* Work instructions: Give the number of lines in the following entries that contain the word "opportunity", with nothing added.

* Exercise materials:
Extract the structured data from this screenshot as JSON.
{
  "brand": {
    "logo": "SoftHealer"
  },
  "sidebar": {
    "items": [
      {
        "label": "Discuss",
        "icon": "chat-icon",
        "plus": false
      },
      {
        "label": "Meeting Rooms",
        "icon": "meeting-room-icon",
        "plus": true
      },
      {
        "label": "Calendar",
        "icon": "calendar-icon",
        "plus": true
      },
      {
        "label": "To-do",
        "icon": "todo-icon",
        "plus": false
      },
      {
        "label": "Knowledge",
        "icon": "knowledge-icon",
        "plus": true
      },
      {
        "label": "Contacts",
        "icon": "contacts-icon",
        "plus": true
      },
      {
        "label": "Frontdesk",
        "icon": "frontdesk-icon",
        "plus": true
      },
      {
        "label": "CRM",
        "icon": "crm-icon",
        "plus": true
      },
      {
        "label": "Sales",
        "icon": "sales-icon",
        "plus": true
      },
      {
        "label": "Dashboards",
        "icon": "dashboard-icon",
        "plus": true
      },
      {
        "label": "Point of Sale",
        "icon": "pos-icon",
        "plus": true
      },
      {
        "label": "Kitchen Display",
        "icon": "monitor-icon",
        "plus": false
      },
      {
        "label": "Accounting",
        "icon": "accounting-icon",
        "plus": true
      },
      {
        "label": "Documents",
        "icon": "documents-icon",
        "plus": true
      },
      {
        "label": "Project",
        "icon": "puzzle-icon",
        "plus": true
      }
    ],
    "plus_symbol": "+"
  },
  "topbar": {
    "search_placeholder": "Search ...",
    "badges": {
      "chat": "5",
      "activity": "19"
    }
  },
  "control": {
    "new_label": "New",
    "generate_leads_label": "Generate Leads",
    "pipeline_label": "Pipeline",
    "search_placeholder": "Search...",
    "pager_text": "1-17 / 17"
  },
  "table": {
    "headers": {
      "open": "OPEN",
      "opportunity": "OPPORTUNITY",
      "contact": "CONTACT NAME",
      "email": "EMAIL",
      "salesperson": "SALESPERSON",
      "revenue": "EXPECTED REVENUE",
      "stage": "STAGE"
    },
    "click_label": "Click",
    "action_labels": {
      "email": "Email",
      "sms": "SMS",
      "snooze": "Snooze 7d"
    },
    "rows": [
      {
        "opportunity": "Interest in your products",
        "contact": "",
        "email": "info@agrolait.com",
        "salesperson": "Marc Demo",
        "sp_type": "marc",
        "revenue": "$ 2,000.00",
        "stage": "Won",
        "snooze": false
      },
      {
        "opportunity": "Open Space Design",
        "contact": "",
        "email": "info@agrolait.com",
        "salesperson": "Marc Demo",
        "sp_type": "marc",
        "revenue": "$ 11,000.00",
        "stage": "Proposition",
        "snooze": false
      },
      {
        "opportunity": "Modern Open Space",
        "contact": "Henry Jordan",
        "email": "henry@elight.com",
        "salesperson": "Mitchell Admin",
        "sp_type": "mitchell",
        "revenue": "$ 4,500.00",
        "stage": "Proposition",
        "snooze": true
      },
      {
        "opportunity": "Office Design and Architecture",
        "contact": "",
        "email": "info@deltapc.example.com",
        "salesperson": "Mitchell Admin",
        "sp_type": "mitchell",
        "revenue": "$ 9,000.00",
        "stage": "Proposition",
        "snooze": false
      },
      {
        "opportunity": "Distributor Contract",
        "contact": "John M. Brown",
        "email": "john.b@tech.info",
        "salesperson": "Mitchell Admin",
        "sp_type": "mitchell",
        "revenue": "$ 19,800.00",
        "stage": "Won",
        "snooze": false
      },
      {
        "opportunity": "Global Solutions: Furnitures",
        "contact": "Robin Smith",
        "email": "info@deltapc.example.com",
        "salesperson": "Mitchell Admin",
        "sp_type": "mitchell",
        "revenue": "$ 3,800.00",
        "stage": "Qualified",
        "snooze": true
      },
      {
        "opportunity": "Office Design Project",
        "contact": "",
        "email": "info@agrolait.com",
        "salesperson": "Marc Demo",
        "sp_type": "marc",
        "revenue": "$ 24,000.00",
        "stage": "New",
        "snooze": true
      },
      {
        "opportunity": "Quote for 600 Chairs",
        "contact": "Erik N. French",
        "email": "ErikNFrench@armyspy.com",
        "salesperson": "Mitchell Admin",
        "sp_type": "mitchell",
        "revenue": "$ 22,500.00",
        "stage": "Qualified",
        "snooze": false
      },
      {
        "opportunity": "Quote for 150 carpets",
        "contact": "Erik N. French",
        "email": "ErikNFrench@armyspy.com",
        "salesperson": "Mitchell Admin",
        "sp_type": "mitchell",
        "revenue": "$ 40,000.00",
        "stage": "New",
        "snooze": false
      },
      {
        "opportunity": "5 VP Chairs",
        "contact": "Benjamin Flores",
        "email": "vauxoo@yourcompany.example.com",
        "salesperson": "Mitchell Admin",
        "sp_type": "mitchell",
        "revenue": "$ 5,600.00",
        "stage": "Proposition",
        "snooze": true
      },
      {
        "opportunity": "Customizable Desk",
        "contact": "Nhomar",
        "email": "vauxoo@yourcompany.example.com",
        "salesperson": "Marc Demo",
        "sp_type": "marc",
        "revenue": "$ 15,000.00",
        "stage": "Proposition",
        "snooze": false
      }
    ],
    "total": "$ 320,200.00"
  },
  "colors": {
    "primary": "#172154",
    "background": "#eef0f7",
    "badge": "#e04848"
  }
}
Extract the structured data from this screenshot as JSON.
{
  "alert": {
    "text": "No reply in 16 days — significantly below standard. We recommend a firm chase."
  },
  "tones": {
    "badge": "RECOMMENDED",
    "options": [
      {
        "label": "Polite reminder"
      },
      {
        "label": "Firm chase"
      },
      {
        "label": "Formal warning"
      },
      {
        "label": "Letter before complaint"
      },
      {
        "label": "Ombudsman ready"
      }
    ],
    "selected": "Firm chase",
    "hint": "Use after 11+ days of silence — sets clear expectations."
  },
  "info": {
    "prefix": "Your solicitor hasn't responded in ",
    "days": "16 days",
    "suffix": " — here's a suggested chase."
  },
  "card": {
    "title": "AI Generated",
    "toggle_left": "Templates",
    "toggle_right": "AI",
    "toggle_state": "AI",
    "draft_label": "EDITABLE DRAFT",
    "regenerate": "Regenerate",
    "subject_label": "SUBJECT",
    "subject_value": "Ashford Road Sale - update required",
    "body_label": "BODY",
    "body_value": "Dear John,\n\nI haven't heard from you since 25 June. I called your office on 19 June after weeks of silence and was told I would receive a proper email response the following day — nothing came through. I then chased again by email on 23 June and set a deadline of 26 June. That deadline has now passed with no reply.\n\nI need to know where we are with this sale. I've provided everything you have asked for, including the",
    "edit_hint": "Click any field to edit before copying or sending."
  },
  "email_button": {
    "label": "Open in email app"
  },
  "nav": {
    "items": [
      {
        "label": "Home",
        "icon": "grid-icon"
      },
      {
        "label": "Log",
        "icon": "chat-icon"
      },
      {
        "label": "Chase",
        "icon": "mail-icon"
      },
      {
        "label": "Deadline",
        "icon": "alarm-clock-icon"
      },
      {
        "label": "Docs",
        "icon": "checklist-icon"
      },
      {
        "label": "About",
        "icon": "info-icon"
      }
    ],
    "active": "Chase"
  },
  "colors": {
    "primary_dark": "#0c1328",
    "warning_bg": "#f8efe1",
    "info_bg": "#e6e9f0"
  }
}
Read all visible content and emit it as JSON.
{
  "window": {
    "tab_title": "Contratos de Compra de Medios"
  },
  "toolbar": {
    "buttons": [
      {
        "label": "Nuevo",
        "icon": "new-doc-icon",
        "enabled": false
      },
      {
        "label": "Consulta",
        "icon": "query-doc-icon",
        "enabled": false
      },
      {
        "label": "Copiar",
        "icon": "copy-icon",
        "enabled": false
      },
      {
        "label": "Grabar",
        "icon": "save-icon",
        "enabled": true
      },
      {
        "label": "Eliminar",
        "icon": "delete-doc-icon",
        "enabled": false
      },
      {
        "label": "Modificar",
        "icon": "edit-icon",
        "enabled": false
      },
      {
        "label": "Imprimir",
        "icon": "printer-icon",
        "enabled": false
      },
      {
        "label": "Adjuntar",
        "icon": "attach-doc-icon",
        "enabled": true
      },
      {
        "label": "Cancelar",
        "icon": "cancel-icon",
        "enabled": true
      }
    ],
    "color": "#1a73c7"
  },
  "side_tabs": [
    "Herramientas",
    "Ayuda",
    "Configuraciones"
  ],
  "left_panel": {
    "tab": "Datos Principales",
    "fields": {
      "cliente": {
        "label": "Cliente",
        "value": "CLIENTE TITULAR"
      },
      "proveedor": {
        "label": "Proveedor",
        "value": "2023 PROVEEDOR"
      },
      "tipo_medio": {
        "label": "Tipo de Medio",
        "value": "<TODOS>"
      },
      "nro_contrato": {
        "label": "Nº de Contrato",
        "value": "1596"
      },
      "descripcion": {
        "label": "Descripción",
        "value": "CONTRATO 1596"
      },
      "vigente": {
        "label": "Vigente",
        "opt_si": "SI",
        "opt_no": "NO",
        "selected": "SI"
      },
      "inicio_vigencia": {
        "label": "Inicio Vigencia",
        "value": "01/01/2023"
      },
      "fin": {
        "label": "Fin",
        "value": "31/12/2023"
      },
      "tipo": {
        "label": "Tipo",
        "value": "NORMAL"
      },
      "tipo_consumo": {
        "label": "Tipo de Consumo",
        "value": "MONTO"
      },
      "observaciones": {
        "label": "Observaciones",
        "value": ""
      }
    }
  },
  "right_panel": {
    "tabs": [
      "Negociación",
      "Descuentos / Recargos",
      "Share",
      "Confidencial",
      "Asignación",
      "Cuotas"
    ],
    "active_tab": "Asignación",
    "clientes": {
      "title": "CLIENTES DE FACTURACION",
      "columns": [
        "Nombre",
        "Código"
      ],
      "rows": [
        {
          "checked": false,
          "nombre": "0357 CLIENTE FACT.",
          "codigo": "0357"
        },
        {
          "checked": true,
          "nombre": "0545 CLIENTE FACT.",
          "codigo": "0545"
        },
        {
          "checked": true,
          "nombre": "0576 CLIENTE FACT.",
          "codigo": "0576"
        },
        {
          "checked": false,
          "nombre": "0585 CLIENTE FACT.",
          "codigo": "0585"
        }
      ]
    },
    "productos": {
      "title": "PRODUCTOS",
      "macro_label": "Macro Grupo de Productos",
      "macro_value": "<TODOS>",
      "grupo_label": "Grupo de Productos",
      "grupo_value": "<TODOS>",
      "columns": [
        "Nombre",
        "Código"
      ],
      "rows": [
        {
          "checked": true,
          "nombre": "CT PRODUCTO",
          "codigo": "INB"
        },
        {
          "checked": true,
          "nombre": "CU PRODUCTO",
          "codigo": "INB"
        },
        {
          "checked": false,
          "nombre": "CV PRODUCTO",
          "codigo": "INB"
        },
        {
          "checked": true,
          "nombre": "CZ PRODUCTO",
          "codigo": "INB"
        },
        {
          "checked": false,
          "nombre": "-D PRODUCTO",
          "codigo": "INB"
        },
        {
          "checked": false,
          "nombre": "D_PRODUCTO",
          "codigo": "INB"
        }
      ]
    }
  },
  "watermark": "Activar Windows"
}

* Written answer: 12